(The data):
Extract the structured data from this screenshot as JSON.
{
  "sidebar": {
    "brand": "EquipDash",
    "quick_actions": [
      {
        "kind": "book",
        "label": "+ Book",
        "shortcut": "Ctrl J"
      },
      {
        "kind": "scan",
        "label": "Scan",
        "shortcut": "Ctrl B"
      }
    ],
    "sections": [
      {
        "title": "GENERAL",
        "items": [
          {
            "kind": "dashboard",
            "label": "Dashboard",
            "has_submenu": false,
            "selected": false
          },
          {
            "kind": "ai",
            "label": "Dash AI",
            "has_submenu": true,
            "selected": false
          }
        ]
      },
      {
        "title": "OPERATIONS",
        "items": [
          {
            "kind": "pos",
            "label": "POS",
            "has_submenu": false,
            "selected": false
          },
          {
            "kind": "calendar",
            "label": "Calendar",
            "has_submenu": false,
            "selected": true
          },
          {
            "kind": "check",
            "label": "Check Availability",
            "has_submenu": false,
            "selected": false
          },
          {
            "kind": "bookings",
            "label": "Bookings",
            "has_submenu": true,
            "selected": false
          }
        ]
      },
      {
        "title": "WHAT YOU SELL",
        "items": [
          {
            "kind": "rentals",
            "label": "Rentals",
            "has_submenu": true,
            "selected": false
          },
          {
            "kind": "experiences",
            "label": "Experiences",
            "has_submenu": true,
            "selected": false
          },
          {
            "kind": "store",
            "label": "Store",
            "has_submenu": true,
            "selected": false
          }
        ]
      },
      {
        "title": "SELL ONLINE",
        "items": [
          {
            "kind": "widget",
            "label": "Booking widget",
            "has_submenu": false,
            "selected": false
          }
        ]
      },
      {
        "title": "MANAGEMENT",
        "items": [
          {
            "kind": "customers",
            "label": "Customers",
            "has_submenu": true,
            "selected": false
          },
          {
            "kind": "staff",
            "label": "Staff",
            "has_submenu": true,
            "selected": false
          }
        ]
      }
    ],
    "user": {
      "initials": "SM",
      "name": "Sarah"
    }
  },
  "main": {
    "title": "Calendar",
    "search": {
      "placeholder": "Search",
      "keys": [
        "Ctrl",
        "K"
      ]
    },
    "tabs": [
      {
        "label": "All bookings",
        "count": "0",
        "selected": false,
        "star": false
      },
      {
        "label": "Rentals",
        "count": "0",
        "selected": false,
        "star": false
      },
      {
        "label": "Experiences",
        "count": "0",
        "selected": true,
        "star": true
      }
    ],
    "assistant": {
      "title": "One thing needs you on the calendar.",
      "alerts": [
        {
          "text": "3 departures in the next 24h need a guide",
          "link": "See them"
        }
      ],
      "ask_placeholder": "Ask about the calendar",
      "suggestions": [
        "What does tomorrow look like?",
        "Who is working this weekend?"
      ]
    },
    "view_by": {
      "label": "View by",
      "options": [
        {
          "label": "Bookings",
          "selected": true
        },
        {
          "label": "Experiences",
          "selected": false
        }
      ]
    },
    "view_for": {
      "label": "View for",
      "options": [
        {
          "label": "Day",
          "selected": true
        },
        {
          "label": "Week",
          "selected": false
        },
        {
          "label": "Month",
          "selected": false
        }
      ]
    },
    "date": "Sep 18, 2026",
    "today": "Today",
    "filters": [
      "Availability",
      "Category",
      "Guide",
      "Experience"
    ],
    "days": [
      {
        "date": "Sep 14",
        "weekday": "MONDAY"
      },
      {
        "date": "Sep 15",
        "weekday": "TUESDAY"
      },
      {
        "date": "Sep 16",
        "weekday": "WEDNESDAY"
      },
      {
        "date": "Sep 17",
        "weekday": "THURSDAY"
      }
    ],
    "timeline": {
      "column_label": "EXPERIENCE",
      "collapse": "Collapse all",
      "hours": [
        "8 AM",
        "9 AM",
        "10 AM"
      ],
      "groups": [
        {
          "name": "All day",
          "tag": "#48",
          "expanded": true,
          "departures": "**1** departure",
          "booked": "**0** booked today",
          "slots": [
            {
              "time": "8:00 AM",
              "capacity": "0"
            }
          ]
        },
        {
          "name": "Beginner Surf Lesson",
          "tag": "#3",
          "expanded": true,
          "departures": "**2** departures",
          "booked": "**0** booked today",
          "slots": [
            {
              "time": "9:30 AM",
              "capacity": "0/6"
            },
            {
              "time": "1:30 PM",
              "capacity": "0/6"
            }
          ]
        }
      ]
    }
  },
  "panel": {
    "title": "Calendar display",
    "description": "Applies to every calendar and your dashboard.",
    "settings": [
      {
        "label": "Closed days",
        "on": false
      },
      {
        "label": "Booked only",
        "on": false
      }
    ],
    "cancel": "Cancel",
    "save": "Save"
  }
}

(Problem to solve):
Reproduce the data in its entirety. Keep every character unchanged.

(Response box):
Extract the structured data from this screenshot as JSON.
{
  "sidebar": {
    "brand": "EquipDash",
    "quick_actions": [
      {
        "kind": "book",
        "label": "+ Book",
        "shortcut": "Ctrl J"
      },
      {
        "kind": "scan",
        "label": "Scan",
        "shortcut": "Ctrl B"
      }
    ],
    "sections": [
      {
        "title": "GENERAL",
        "items": [
          {
            "kind": "dashboard",
            "label": "Dashboard",
            "has_submenu": false,
            "selected": false
          },
          {
            "kind": "ai",
            "label": "Dash AI",
            "has_submenu": true,
            "selected": false
          }
        ]
      },
      {
        "title": "OPERATIONS",
        "items": [
          {
            "kind": "pos",
            "label": "POS",
            "has_submenu": false,
            "selected": false
          },
          {
            "kind": "calendar",
            "label": "Calendar",
            "has_submenu": false,
            "selected": true
          },
          {
            "kind": "check",
            "label": "Check Availability",
            "has_submenu": false,
            "selected": false
          },
          {
            "kind": "bookings",
            "label": "Bookings",
            "has_submenu": true,
            "selected": false
          }
        ]
      },
      {
        "title": "WHAT YOU SELL",
        "items": [
          {
            "kind": "rentals",
            "label": "Rentals",
            "has_submenu": true,
            "selected": false
          },
          {
            "kind": "experiences",
            "label": "Experiences",
            "has_submenu": true,
            "selected": false
          },
          {
            "kind": "store",
            "label": "Store",
            "has_submenu": true,
            "selected": false
          }
        ]
      },
      {
        "title": "SELL ONLINE",
        "items": [
          {
            "kind": "widget",
            "label": "Booking widget",
            "has_submenu": false,
            "selected": false
          }
        ]
      },
      {
        "title": "MANAGEMENT",
        "items": [
          {
            "kind": "customers",
            "label": "Customers",
            "has_submenu": true,
            "selected": false
          },
          {
            "kind": "staff",
            "label": "Staff",
            "has_submenu": true,
            "selected": false
          }
        ]
      }
    ],
    "user": {
      "initials": "SM",
      "name": "Sarah"
    }
  },
  "main": {
    "title": "Calendar",
    "search": {
      "placeholder": "Search",
      "keys": [
        "Ctrl",
        "K"
      ]
    },
    "tabs": [
      {
        "label": "All bookings",
        "count": "0",
        "selected": false,
        "star": false
      },
      {
        "label": "Rentals",
        "count": "0",
        "selected": false,
        "star": false
      },
      {
        "label": "Experiences",
        "count": "0",
        "selected": true,
        "star": true
      }
    ],
    "assistant": {
      "title": "One thing needs you on the calendar.",
      "alerts": [
        {
          "text": "3 departures in the next 24h need a guide",
          "link": "See them"
        }
      ],
      "ask_placeholder": "Ask about the calendar",
      "suggestions": [
        "What does tomorrow look like?",
        "Who is working this weekend?"
      ]
    },
    "view_by": {
      "label": "View by",
      "options": [
        {
          "label": "Bookings",
          "selected": true
        },
        {
          "label": "Experiences",
          "selected": false
        }
      ]
    },
    "view_for": {
      "label": "View for",
      "options": [
        {
          "label": "Day",
          "selected": true
        },
        {
          "label": "Week",
          "selected": false
        },
        {
          "label": "Month",
          "selected": false
        }
      ]
    },
    "date": "Sep 18, 2026",
    "today": "Today",
    "filters": [
      "Availability",
      "Category",
      "Guide",
      "Experience"
    ],
    "days": [
      {
        "date": "Sep 14",
        "weekday": "MONDAY"
      },
      {
        "date": "Sep 15",
        "weekday": "TUESDAY"
      },
      {
        "date": "Sep 16",
        "weekday": "WEDNESDAY"
      },
      {
        "date": "Sep 17",
        "weekday": "THURSDAY"
      }
    ],
    "timeline": {
      "column_label": "EXPERIENCE",
      "collapse": "Collapse all",
      "hours": [
        "8 AM",
        "9 AM",
        "10 AM"
      ],
      "groups": [
        {
          "name": "All day",
          "tag": "#48",
          "expanded": true,
          "departures": "**1** departure",
          "booked": "**0** booked today",
          "slots": [
            {
              "time": "8:00 AM",
              "capacity": "0"
            }
          ]
        },
        {
          "name": "Beginner Surf Lesson",
          "tag": "#3",
          "expanded": true,
          "departures": "**2** departures",
          "booked": "**0** booked today",
          "slots": [
            {
              "time": "9:30 AM",
              "capacity": "0/6"
            },
            {
              "time": "1:30 PM",
              "capacity": "0/6"
            }
          ]
        }
      ]
    }
  },
  "panel": {
    "title": "Calendar display",
    "description": "Applies to every calendar and your dashboard.",
    "settings": [
      {
        "label": "Closed days",
        "on": false
      },
      {
        "label": "Booked only",
        "on": false
      }
    ],
    "cancel": "Cancel",
    "save": "Save"
  }
}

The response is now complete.